The Estates Theatre has undergone several changes in its history. It first acquired the name Royal Theatre of the Estates in 1798 when it was purchased by the Czech Estates. With the opening of the Provisional Theatre in 1862, the Theatre of the Estates was dedicated to a German ensemble and renamed the Royal Provincial German Theatre. During the period between 1920 and 1948 the theatre regained the name Theatre of the Estates and became affiliated with the National Theatre. In 1948 the theatre was renamed the Tyl Theatre and would be known as such until 1990 when, at the end of an eight-year reconstruction project, it became known again as the Estates Theatre.
The Estates Theatre currently offers performances of dramas, ballets and operas with the focus of the opera company on the work of Wolfgang Amadeus Mozart. A more contemporary claim to fame originates from the Oscar-winning film Amadeus, directed by Czech director Miloš Forman. The scenes of Mozart in Prague were shot at the Estates Theatre for authenticity.References:
Redipuglia is the largest Italian Military Sacrarium. It rises up on the western front of the Monte Sei Busi, which, in the First World War was bitterly fought after because, although it was not very high, from its summit it allowed an ample range of access from the West to the first steps of the Karstic table area.

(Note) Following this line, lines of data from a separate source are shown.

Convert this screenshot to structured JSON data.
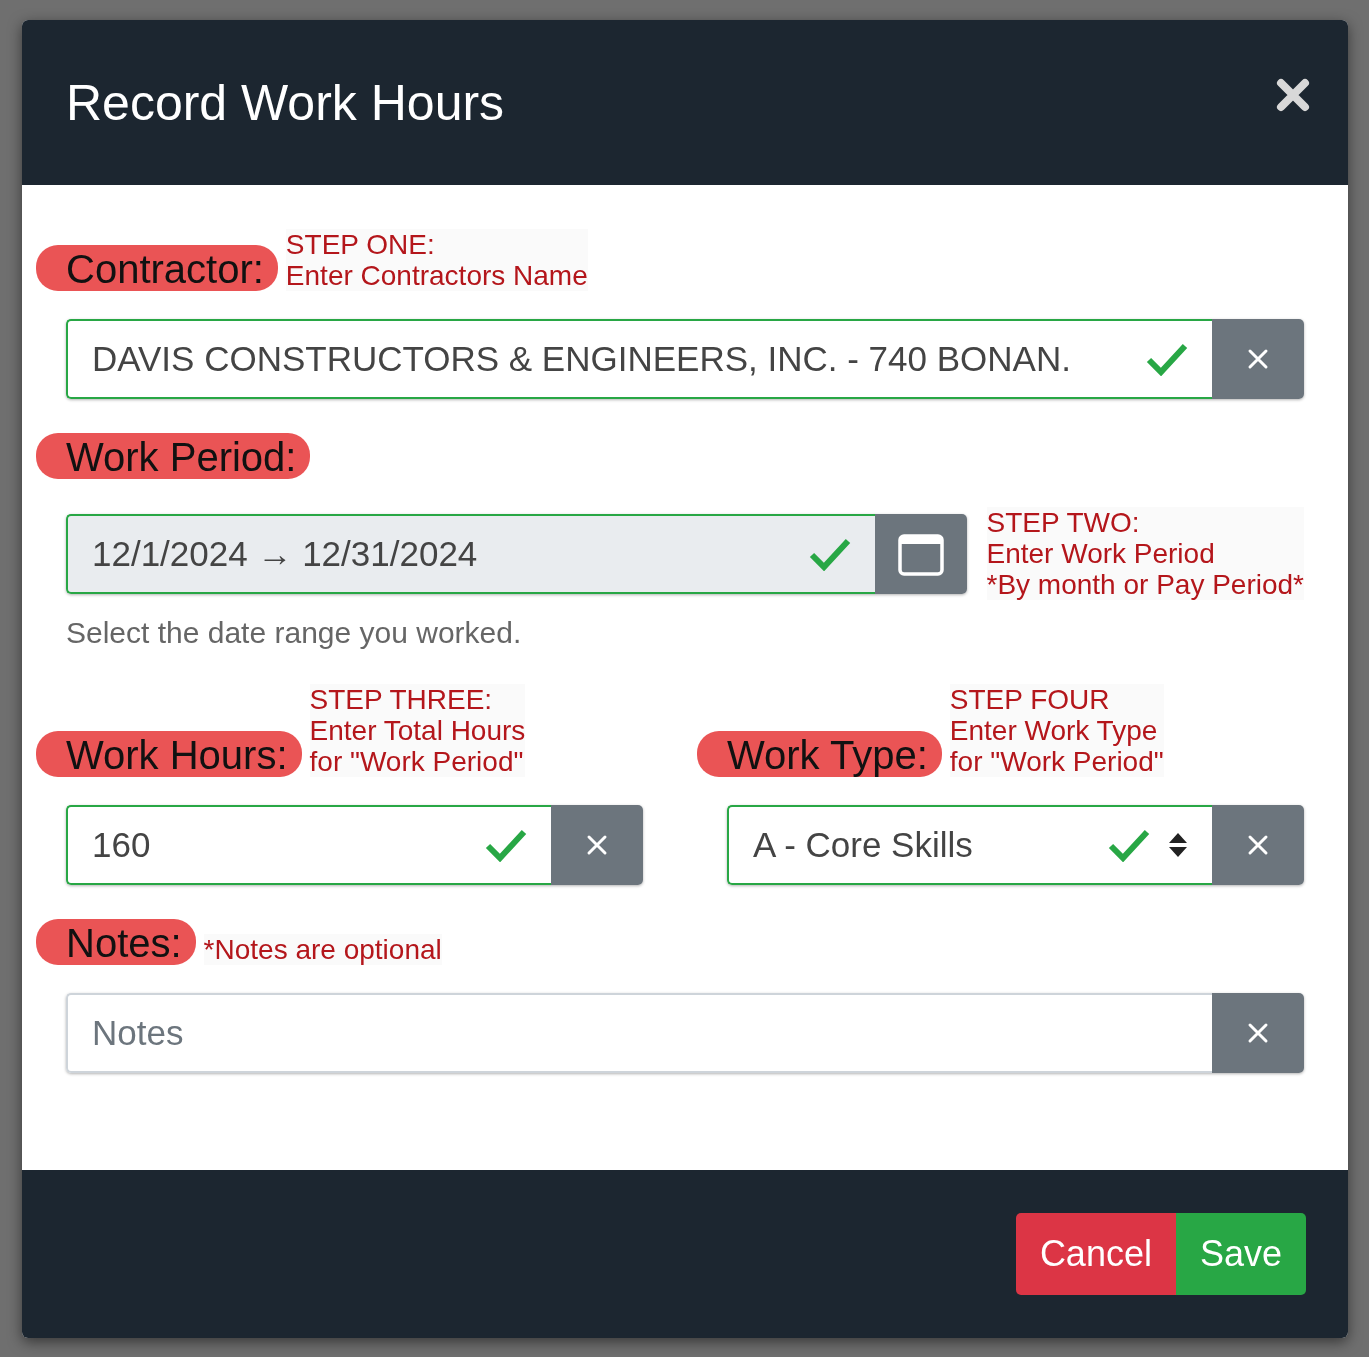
{
  "window": {
    "title": "Record Work Hours"
  },
  "rows": [
    [
      {
        "kind": "text",
        "label": "Contractor:",
        "label_note": [
          "STEP ONE:",
          "Enter Contractors Name"
        ],
        "value": "DAVIS CONSTRUCTORS & ENGINEERS, INC. - 740 BONAN.",
        "valid": true
      }
    ],
    [
      {
        "kind": "date_range",
        "label": "Work Period:",
        "field_note": [
          "STEP TWO:",
          "Enter Work Period",
          "*By month or Pay Period*"
        ],
        "value": "12/1/2024 → 12/31/2024",
        "valid": true,
        "help": "Select the date range you worked."
      }
    ],
    [
      {
        "kind": "text",
        "label": "Work Hours:",
        "label_note": [
          "STEP THREE:",
          "Enter Total Hours",
          "for \"Work Period\""
        ],
        "value": "160",
        "valid": true
      },
      {
        "kind": "select",
        "label": "Work Type:",
        "label_note": [
          "STEP FOUR",
          "Enter Work Type",
          "for \"Work Period\""
        ],
        "value": "A - Core Skills",
        "valid": true
      }
    ],
    [
      {
        "kind": "text",
        "label": "Notes:",
        "label_note": [
          "*Notes are optional"
        ],
        "placeholder": "Notes",
        "valid": false
      }
    ]
  ],
  "buttons": [
    {
      "label": "Cancel",
      "kind": "danger"
    },
    {
      "label": "Save",
      "kind": "success"
    }
  ]
}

The monumental staircase on which the remains of one hundred thousand fallen soldiers are lined up and which has at its base the monolith of the Duke of Aosta, who was the commanding officer of the third Brigade, and gives an image of a military grouping in the field of a Great Unity with its Commanding Officer at the front. The mortal remains of 100,187 fallen soldiers lie here, 39,857 of them identified and 60,330 unknown.